* [Instructions for the task]: Give the listing below again exactly, but without any of its pictures.

* [Information shown]:
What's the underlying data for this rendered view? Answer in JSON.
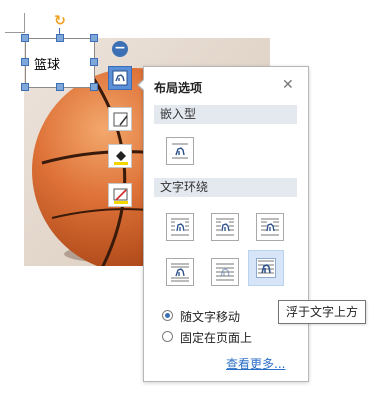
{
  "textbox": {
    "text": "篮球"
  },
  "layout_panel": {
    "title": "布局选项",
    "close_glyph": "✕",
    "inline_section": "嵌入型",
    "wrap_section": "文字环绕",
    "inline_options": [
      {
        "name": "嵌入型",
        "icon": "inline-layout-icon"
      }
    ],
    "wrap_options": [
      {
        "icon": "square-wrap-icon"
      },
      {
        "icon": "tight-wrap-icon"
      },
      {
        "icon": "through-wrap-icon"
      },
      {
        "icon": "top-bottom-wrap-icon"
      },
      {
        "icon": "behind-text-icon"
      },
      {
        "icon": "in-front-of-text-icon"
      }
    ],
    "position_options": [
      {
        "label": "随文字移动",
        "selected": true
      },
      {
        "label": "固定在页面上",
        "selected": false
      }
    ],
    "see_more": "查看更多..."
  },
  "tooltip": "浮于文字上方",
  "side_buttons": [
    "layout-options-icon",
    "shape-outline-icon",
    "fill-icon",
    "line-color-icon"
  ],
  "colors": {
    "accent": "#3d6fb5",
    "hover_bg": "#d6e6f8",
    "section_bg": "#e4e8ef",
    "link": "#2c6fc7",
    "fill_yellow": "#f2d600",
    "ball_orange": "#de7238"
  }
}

* [Solution]:
What's the underlying data for this rendered view? Answer in JSON.
{
  "textbox": {
    "text": "篮球"
  },
  "layout_panel": {
    "title": "布局选项",
    "close_glyph": "✕",
    "inline_section": "嵌入型",
    "wrap_section": "文字环绕",
    "inline_options": [
      {
        "name": "嵌入型",
        "icon": "inline-layout-icon"
      }
    ],
    "wrap_options": [
      {
        "icon": "square-wrap-icon"
      },
      {
        "icon": "tight-wrap-icon"
      },
      {
        "icon": "through-wrap-icon"
      },
      {
        "icon": "top-bottom-wrap-icon"
      },
      {
        "icon": "behind-text-icon"
      },
      {
        "icon": "in-front-of-text-icon"
      }
    ],
    "position_options": [
      {
        "label": "随文字移动",
        "selected": true
      },
      {
        "label": "固定在页面上",
        "selected": false
      }
    ],
    "see_more": "查看更多..."
  },
  "tooltip": "浮于文字上方",
  "side_buttons": [
    "layout-options-icon",
    "shape-outline-icon",
    "fill-icon",
    "line-color-icon"
  ],
  "colors": {
    "accent": "#3d6fb5",
    "hover_bg": "#d6e6f8",
    "section_bg": "#e4e8ef",
    "link": "#2c6fc7",
    "fill_yellow": "#f2d600",
    "ball_orange": "#de7238"
  }
}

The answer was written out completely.